* [Problem details]
Whenever a line carries the word "true", pull it out of the entries.

* [Supplied records]

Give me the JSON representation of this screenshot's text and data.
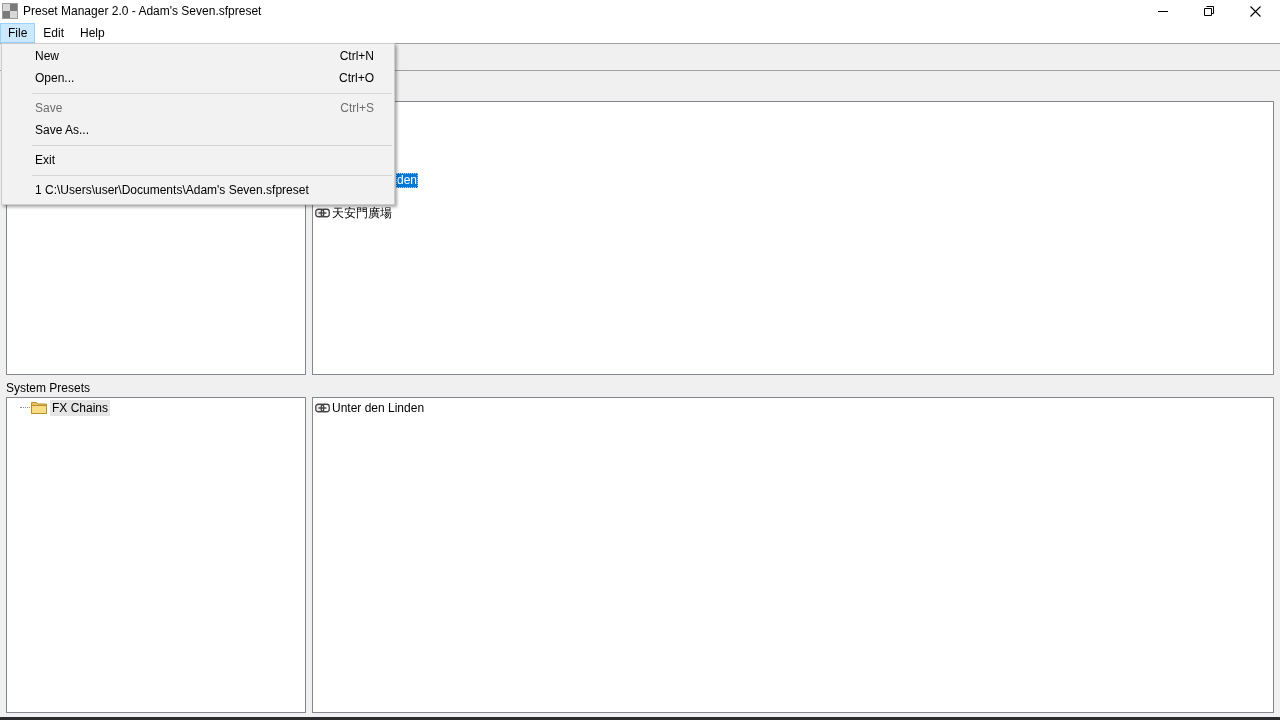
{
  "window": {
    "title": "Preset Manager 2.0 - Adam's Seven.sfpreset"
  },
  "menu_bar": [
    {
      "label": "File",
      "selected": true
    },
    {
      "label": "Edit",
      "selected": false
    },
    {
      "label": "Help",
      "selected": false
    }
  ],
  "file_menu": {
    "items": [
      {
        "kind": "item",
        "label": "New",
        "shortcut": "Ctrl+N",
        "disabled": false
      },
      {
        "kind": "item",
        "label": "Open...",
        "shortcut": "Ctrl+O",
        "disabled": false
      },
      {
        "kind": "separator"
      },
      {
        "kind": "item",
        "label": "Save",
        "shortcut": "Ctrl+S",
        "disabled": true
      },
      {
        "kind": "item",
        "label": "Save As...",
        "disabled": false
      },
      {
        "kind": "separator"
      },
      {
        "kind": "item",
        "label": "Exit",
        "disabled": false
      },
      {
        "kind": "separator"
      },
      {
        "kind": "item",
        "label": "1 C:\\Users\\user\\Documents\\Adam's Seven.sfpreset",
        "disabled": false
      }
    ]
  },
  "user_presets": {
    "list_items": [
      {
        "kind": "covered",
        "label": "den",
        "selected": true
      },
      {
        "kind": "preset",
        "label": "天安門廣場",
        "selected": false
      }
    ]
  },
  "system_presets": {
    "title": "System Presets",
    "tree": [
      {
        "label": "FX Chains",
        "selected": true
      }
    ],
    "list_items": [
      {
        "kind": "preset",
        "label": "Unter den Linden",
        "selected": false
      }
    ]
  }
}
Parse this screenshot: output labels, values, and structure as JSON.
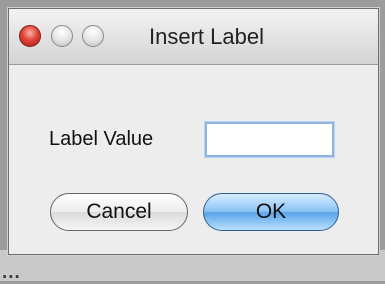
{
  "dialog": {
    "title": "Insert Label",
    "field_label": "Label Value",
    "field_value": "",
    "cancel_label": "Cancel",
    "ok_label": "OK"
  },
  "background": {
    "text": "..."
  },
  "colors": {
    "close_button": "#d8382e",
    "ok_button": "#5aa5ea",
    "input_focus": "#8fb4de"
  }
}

* [Task solution]
      "selected": true
        "disabled": true
        "selected": true
        "selected": true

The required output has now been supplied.